Southern New England Presbytery has championed LGBT people in the PC(USA) but it has often been a contentious undertaking. This is the Presbytery of the Osborne case in the late 90s, and actions on the floor of presbytery have often been harsh and divisive. There are two More Light Churches and several welcoming and affirming churches in the presbytery and our friends in Presbyterian Promise have done very good work there over the years.

Two weeks ago, Margaret Fox, a Yale Divinity School and Yale Law School student under care of First Presbyterian Church, New Haven, a More Light Church, was unanimously approved for candidate status, after publicly coming out as a lesbian on the floor of presbytery. We give thanks to God for the movement the of spirit in this new day, and are grateful to Margaret for sharing her reflections on that day with the MLP family.

From Margaret Fox

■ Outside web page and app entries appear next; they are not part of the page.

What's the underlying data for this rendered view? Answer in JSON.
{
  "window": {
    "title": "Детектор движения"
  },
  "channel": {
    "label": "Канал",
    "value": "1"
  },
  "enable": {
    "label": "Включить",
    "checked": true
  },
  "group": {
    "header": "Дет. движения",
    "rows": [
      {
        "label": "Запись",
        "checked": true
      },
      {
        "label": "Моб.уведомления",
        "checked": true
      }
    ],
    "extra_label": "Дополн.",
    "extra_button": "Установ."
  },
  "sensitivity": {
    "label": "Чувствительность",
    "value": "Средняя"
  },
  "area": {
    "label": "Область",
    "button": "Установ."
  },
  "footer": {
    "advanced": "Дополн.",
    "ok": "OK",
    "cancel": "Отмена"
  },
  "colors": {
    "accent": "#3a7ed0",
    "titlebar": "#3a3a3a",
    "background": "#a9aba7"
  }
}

On Saturday, November 17, I became the first openly gay candidate for ordination in the Presbytery of Southern New England. While I’m thrilled to become a candidate, I’m aware it’s only one step in a much longer process. But something about it felt remarkable, and I think that had to do not so much with what I said but about how I was received: with warmth and welcome and what felt like love.

A lot of people and a lot of organizations have worked hard for years to open up ordination standards to LGBT candidates. And thanks to their efforts, the passage of 10A made it possible for me to come out on the floor of Presbytery, to be open and honest about who I am.

I was able to tell the story of how I first became attracted to religion. My senior year of college, I fell head over heels in love with the stained glass windows of French Gothic cathedrals. These brightly colored panels told the stories of scripture in comic book form, and I became obsessed with the iconography and the allegory that would help me to decode them. In the thirteenth century, these windows were Bibles for the poor, and for me, they served as an introduction to the stories of scripture.

I hadn’t been raised in a religious family, and so I got to read the Bible for the first time as a young adult. And what I found so compelling about it, what really drew me in, was the humanness of the human characters it described. The previous year I had come out of the closet, and it had been quite a struggle for me to come to terms with the fact that being gay was something I needed to accept rather than try to deny. I read about fugitive Jonah, reluctant Moses, impatient Job. I saw something recognizable in the characters of scripture who were really struggling with the way that God had made them or with what God was asking them to do.

I told this story on the floor of Presbytery, with honesty about the ways in which my sexuality was connected to my faith. And then I stopped talking about how I came out as gay and started talking about how I came out as Christian. The story I told was a story of being received and welcomed into a particular congregation—First Presbyterian Church in New Haven—and of finding there a community where I could grow in the faith. It was a story of encountering other Christians—worshiping in New Haven, studying at Yale, and even playing Presbyterian kickball in Louisville, Kentucky. I told a story of coming to belong to a Christian community that embraced me as I was and didn’t make a big deal about who I happen to like.

I came to faith and am beginning the process of ordination as an out gay adult, and I think the remarkable thing about my story is not that I’ve overcome opposition to get here, but that I haven’t encountered opposition at all. I haven’t been rejected or shunned based on my orientation. I recognize that it hasn’t been this way for many others in the PC(USA), and it continues to be a hard road in many Presbyteries. But it felt amazing to experience Christian welcome in this way. It gives me great hope for the future of our church.